Figure 3

Figure 3 shows what happens to the SWR tuning versus how much length is added to the tips. Again the 0.7 curve stands out.  It has the lowest SWR over the broadest range; obviously the easiest to tune.  Conversely, the 0.5 and 0.6 curves indicate little posibility for improvement in SWR.


A perfect halfwave dipole is also 1/2 wavelength high.  That is a tall order for the low bands.   What ham can put up a 180 meter antenna at 267 feet? ... or an 80/75 meter antenna at 130 feet?  Reality is more like 30 feet for most hams and perhaps 60-80 feet for a few.  This means 20 meters for most and 40 meters for a few.  Lower than that, performance goes downhill.

Figure 4 below compares what happens to a folded-end dipole that is 0.7  long when it is mounted near ground, that is, less than 0.1 wavelength high.

Folded Dipole near Ground
Figure 4

At 0.5 WL high the folded end dipole performs well indeed. The DX radiation pattern is perfectly normal.

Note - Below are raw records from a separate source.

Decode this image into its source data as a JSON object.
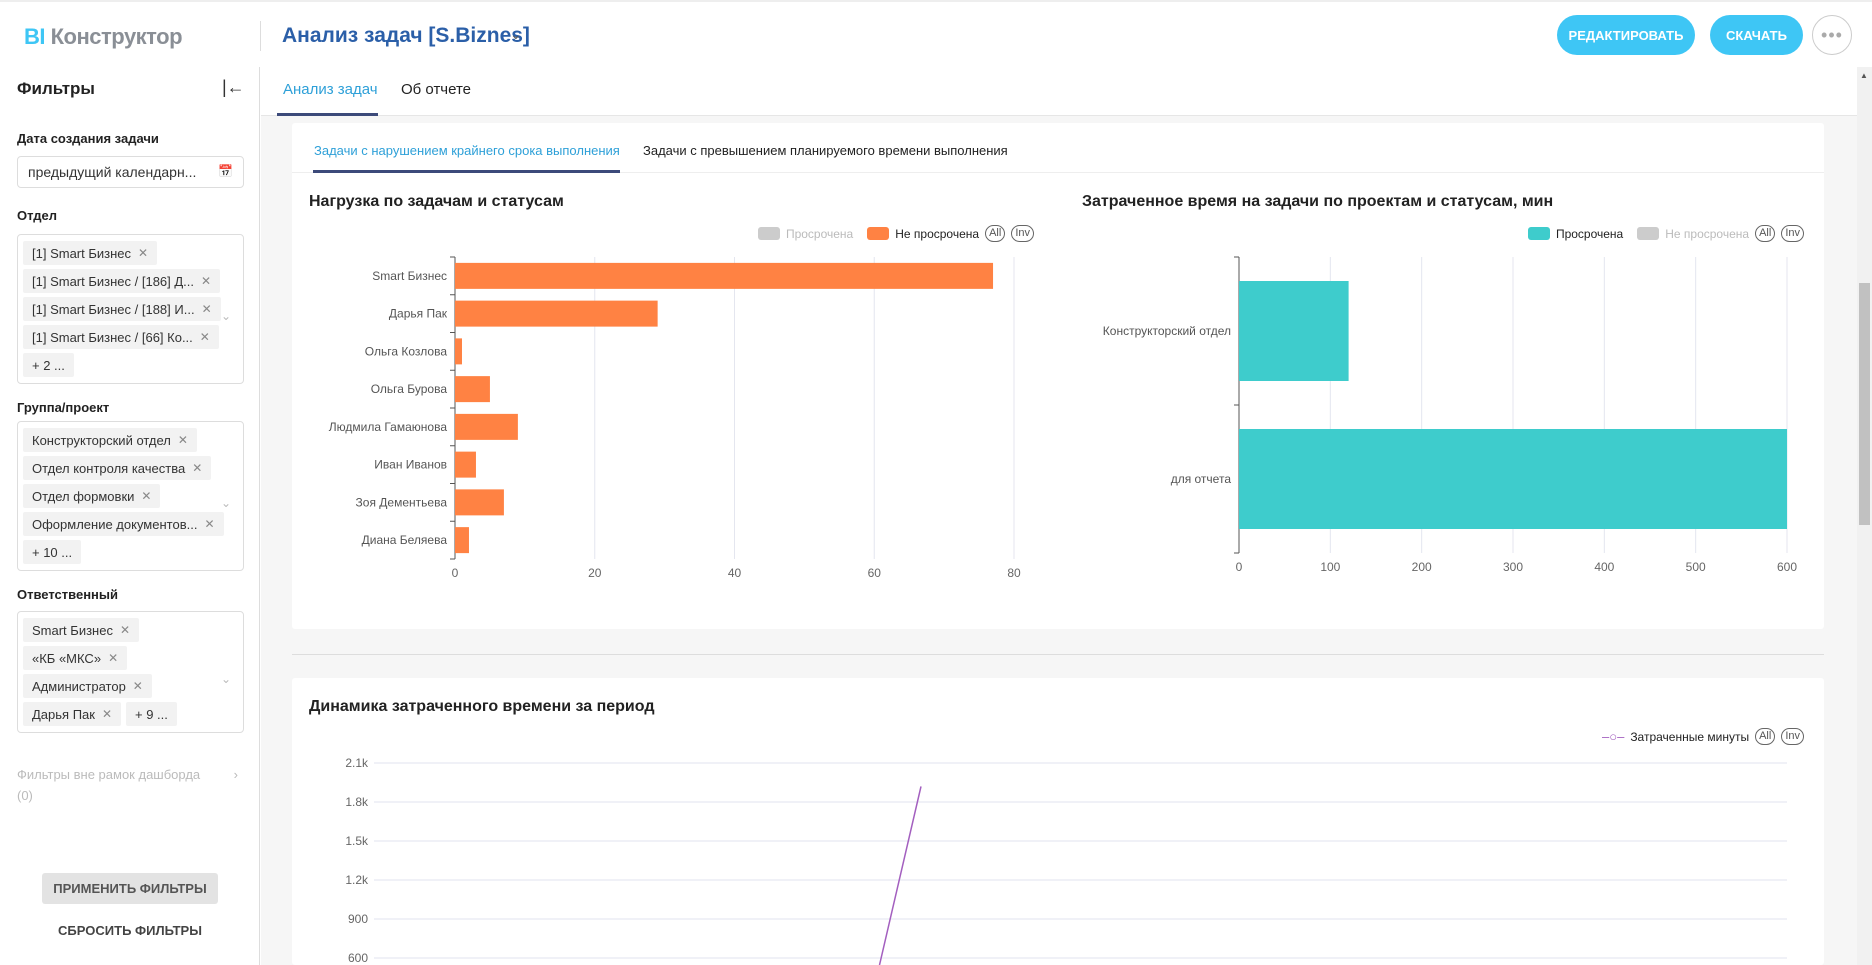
{
  "header": {
    "logo_bi": "BI",
    "logo_text": "Конструктор",
    "report_title": "Анализ задач [S.Biznes]",
    "edit_label": "РЕДАКТИРОВАТЬ",
    "download_label": "СКАЧАТЬ",
    "more_label": "•••"
  },
  "sidebar": {
    "title": "Фильтры",
    "date": {
      "label": "Дата создания задачи",
      "value": "предыдущий календарн..."
    },
    "department": {
      "label": "Отдел",
      "chips": [
        "[1] Smart Бизнес",
        "[1] Smart Бизнес / [186] Д...",
        "[1] Smart Бизнес / [188] И...",
        "[1] Smart Бизнес / [66] Ко..."
      ],
      "more": "+ 2 ..."
    },
    "group": {
      "label": "Группа/проект",
      "chips": [
        "Конструкторский отдел",
        "Отдел контроля качества",
        "Отдел формовки",
        "Оформление документов..."
      ],
      "more": "+ 10 ..."
    },
    "responsible": {
      "label": "Ответственный",
      "chips": [
        "Smart Бизнес",
        "«КБ «МКС»",
        "Администратор",
        "Дарья Пак"
      ],
      "more": "+ 9 ..."
    },
    "outside_filters": "Фильтры вне рамок дашборда",
    "outside_count": "(0)",
    "apply_label": "ПРИМЕНИТЬ ФИЛЬТРЫ",
    "reset_label": "СБРОСИТЬ ФИЛЬТРЫ"
  },
  "main": {
    "tabs": [
      "Анализ задач",
      "Об отчете"
    ],
    "subtabs": [
      "Задачи с нарушением крайнего срока выполнения",
      "Задачи с превышением планируемого времени выполнения"
    ]
  },
  "legend_common": {
    "all": "All",
    "inv": "Inv"
  },
  "colors": {
    "accent": "#3ec6f5",
    "orange": "#ff8243",
    "teal": "#3ecccc",
    "purple": "#a35fbf",
    "inactive": "#cccccc"
  },
  "chart_data": [
    {
      "type": "bar",
      "orientation": "horizontal",
      "title": "Нагрузка по задачам и статусам",
      "legend": [
        "Просрочена",
        "Не просрочена"
      ],
      "legend_active": [
        false,
        true
      ],
      "categories": [
        "Smart Бизнес",
        "Дарья Пак",
        "Ольга Козлова",
        "Ольга Бурова",
        "Людмила Гамаюнова",
        "Иван Иванов",
        "Зоя Дементьева",
        "Диана Беляева"
      ],
      "series": [
        {
          "name": "Не просрочена",
          "values": [
            77,
            29,
            1,
            5,
            9,
            3,
            7,
            2
          ]
        }
      ],
      "xlim": [
        0,
        80
      ],
      "xticks": [
        "0",
        "20",
        "40",
        "60",
        "80"
      ]
    },
    {
      "type": "bar",
      "orientation": "horizontal",
      "title": "Затраченное время на задачи по проектам и статусам, мин",
      "legend": [
        "Просрочена",
        "Не просрочена"
      ],
      "legend_active": [
        true,
        false
      ],
      "categories": [
        "Конструкторский отдел",
        "для отчета"
      ],
      "series": [
        {
          "name": "Просрочена",
          "values": [
            120,
            600
          ]
        }
      ],
      "xlim": [
        0,
        600
      ],
      "xticks": [
        "0",
        "100",
        "200",
        "300",
        "400",
        "500",
        "600"
      ]
    },
    {
      "type": "line",
      "title": "Динамика затраченного времени за период",
      "legend": [
        "Затраченные минуты"
      ],
      "yticks": [
        "2.1k",
        "1.8k",
        "1.5k",
        "1.2k",
        "900",
        "600"
      ],
      "ylim": [
        600,
        2100
      ],
      "series": [
        {
          "name": "Затраченные минуты",
          "values": [
            0,
            1920
          ]
        }
      ]
    }
  ]
}
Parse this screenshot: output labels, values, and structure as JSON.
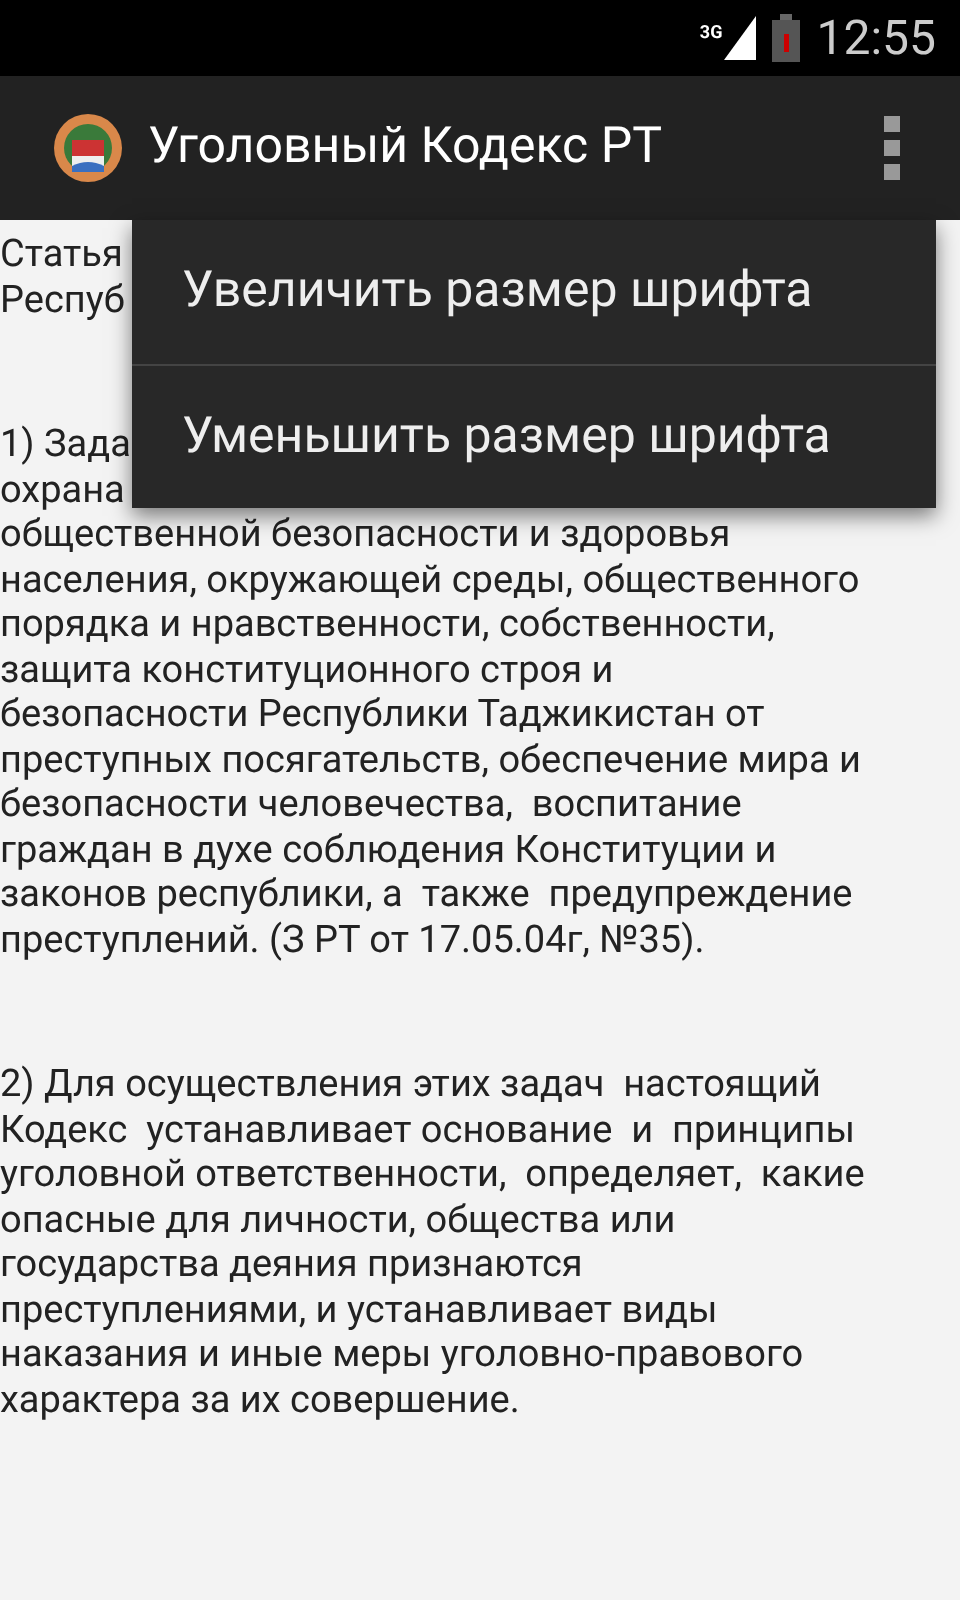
{
  "status_bar": {
    "network": "3G",
    "time": "12:55"
  },
  "action_bar": {
    "title": "Уголовный Кодекс РТ"
  },
  "paragraphs": [
    {
      "lines": [
        "Статья",
        "Респуб"
      ]
    },
    {
      "lines": [
        "1) Зада",
        "охрана",
        "общественной безопасности и здоровья",
        "населения, окружающей среды, общественного",
        "порядка и нравственности, собственности,",
        "защита конституционного строя и",
        "безопасности Республики Таджикистан от",
        "преступных посягательств, обеспечение мира и",
        "безопасности человечества,  воспитание",
        "граждан в духе соблюдения Конституции и",
        "законов республики, а  также  предупреждение",
        "преступлений. (З РТ от 17.05.04г, №35)."
      ]
    },
    {
      "lines": [
        "2) Для осуществления этих задач  настоящий",
        "Кодекс  устанавливает основание  и  принципы",
        "уголовной ответственности,  определяет,  какие",
        "опасные для личности, общества или",
        "государства деяния признаются",
        "преступлениями, и устанавливает виды",
        "наказания и иные меры уголовно-правового",
        "характера за их совершение."
      ]
    }
  ],
  "menu": {
    "items": [
      "Увеличить размер шрифта",
      "Уменьшить размер шрифта"
    ]
  }
}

Gain is remarkedly flat around 8 dBi (Green line). The difference in gain between a straight dipole and a folded end dipole is undetectable, less than 0.2 dB.   

At 0.1 WL elevation the same antenna radiates vertically in a perfect circle and exhibits what is politely called "unity gain"... more likely some loss. Low angle DX radiation vanishes and the Green line drops about 6dB to become the horizontal dashed Red line.

Furthermore, at around 0.1 WL the inescapable fact is most of the RF of any horizontal antenna is reflected skyward by the ground. However, some of skyward signal is reflected back down on 160 and 75/80 meters and often on 40 meters. If you live in a valley or have a mountain range in front of you, or participate in ARES or MARS, this Near Vertical Incident Skywave (NVIS) will help.

Notice also the big change on tuning as the downbend segment is longer (larger ratio). The flat Green line becomes a Dashed red curve. This says "no fold".  Very near ground a straight bent end gives the better SWR.

In summary, a folded end dipole:
1) Performs like a straight dipole.
2) Is tolerant of how it is folded.
3) Is simple to tune
4) Can be up to 50% shorter

Dick Reid, KK4OBI at